#### Activity
Some lines in the material below hold the word "reduce". Copy all of them.

#### Provided records
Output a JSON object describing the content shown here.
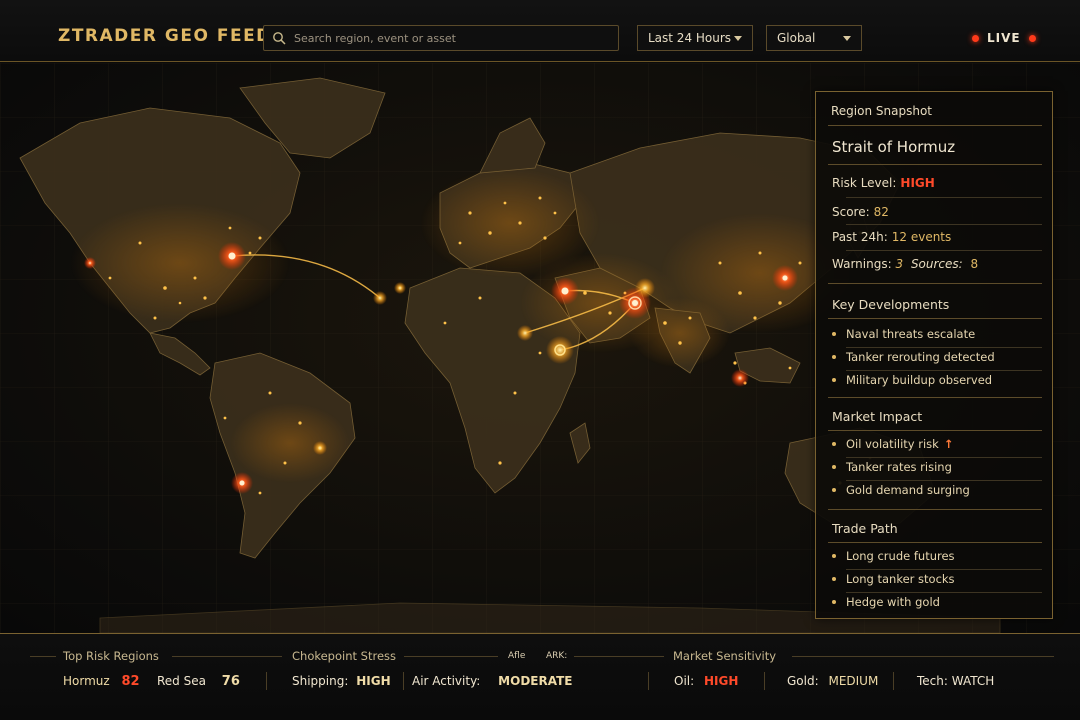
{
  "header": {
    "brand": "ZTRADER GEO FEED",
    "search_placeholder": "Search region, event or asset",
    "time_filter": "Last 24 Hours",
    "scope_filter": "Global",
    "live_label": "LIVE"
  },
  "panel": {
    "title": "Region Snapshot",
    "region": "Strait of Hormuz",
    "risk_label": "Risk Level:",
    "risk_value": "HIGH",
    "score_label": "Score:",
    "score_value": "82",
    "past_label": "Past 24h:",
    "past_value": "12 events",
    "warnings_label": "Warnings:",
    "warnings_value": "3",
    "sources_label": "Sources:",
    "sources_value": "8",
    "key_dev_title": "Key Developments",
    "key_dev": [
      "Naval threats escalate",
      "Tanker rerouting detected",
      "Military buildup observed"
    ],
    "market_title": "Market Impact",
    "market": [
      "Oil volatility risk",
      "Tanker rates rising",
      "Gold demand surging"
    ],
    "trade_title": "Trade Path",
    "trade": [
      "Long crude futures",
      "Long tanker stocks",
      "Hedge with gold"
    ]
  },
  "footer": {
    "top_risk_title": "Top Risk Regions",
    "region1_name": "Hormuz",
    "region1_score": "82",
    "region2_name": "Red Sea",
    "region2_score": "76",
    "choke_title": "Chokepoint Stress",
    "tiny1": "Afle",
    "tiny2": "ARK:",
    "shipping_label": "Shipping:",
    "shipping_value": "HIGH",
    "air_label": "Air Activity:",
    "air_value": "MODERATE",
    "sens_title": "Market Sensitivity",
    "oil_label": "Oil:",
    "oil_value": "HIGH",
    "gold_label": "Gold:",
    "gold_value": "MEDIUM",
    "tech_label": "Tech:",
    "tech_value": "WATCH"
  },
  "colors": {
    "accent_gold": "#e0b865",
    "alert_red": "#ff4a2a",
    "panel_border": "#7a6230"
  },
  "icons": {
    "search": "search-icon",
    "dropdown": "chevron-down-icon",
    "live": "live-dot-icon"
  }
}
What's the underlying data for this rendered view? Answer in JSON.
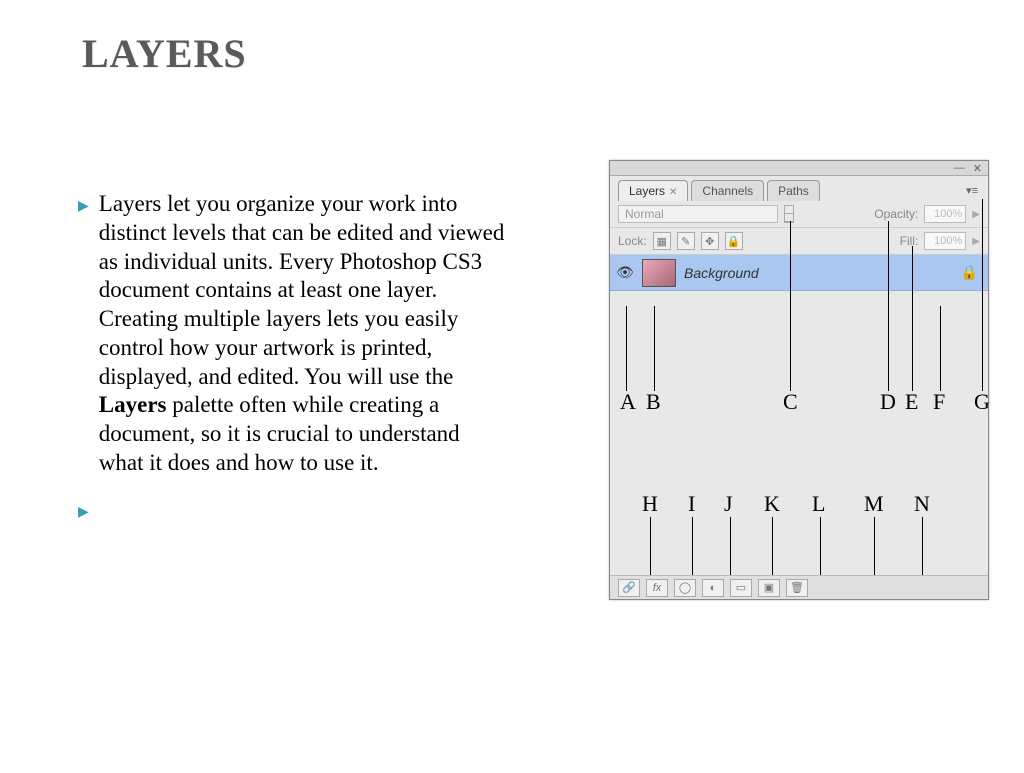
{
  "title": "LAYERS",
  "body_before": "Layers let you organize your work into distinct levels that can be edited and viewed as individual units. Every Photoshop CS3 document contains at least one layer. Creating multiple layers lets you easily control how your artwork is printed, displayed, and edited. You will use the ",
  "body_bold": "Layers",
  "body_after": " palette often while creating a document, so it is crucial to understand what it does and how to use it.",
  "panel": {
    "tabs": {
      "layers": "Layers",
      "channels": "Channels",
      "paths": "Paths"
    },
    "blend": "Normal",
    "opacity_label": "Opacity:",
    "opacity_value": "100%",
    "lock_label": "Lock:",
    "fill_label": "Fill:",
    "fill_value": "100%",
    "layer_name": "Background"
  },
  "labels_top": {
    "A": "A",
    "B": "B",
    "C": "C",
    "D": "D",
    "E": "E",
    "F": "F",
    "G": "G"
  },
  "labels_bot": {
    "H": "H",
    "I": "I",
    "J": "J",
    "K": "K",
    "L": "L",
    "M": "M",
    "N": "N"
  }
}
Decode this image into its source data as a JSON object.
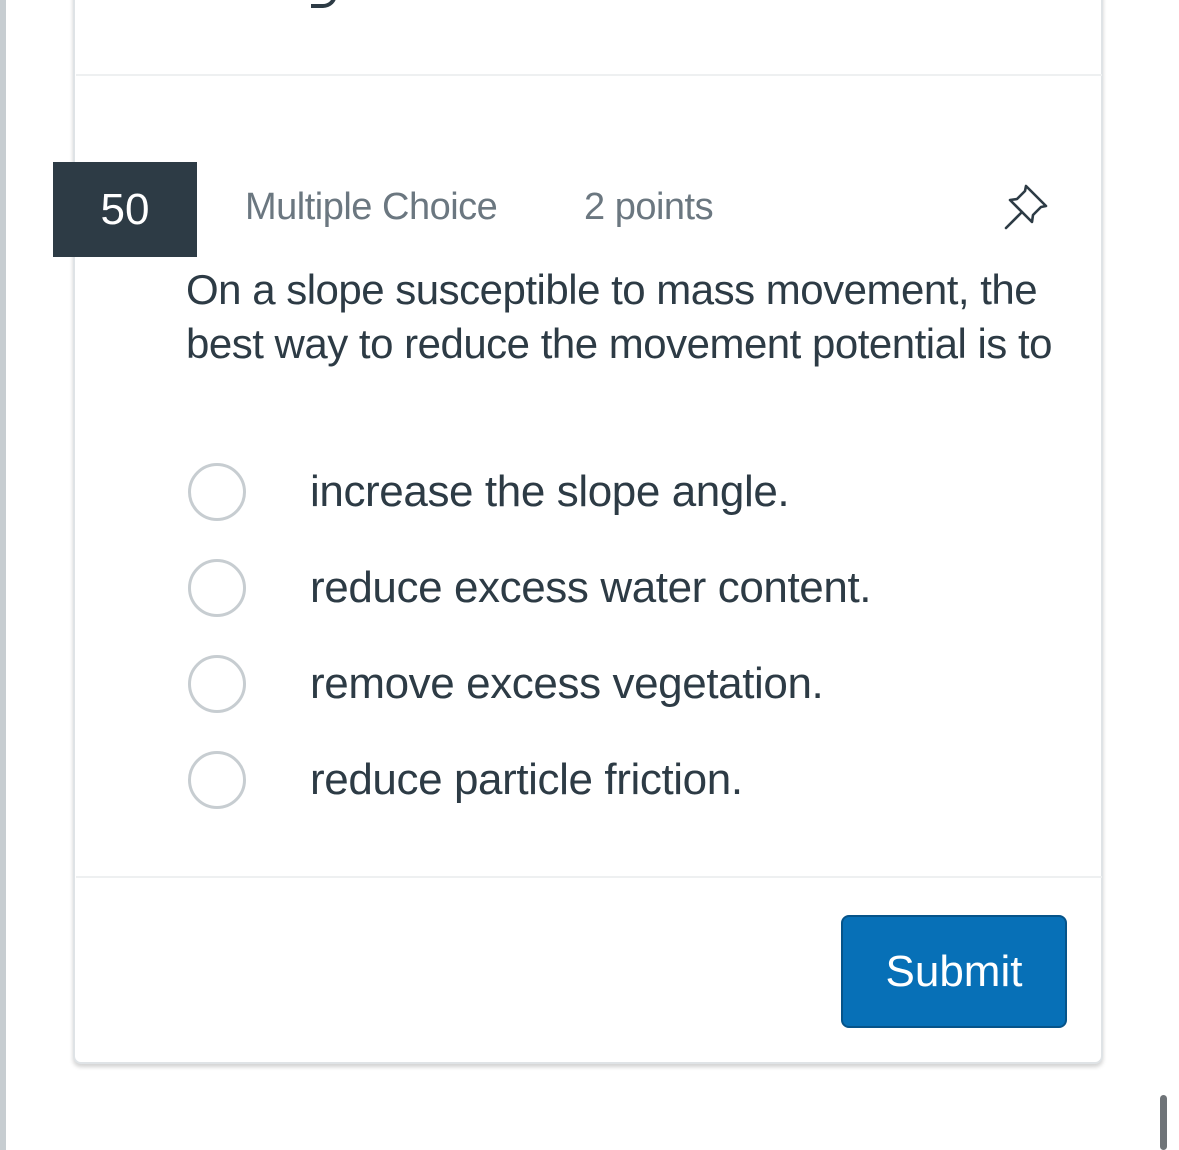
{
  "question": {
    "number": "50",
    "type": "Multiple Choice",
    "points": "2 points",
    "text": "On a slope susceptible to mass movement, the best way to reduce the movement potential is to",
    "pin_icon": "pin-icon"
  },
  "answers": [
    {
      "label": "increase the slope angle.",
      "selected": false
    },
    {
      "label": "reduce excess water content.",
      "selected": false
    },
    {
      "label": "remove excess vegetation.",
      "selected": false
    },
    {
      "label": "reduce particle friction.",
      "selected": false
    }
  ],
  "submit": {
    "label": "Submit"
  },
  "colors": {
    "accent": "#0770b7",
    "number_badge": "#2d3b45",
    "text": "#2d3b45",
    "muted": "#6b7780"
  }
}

#### Answer box
    "text": "On a slope susceptible to mass movement, the best way to reduce the movement potential is to",
      "label": "reduce excess water content.",
      "label": "reduce particle friction.",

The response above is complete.